MATERIAL PROVIDED.

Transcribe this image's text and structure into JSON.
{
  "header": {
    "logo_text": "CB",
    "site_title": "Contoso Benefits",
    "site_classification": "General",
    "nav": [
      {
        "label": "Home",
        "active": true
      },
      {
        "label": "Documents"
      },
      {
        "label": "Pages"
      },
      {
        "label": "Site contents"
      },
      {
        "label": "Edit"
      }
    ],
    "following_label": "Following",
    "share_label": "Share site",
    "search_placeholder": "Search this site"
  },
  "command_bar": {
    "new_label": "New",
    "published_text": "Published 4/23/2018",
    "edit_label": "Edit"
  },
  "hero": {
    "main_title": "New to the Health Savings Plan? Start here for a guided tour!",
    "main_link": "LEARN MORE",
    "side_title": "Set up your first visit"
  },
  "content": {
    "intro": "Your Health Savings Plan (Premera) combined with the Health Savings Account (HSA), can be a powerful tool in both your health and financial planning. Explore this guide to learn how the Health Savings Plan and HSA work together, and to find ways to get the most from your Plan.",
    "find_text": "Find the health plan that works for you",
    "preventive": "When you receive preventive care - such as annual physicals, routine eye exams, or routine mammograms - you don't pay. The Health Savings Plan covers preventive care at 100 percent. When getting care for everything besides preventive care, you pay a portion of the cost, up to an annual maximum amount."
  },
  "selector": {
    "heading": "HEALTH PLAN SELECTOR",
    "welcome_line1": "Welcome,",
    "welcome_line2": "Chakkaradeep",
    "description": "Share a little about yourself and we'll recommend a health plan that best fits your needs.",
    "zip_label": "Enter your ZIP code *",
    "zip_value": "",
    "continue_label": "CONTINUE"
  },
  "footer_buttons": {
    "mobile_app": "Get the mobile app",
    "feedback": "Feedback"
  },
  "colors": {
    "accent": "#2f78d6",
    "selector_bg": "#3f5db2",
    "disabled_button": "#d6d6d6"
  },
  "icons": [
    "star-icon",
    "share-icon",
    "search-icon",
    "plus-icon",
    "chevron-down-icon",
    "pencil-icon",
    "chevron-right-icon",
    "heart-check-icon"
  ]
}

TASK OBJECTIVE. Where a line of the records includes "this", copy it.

YOUR RESPONSE.
Transcribe this image's text and structure into JSON.
    "search_placeholder": "Search this site"
    "intro": "Your Health Savings Plan (Premera) combined with the Health Savings Account (HSA), can be a powerful tool in both your health and financial planning. Explore this guide to learn how the Health Savings Plan and HSA work together, and to find ways to get the most from your Plan.",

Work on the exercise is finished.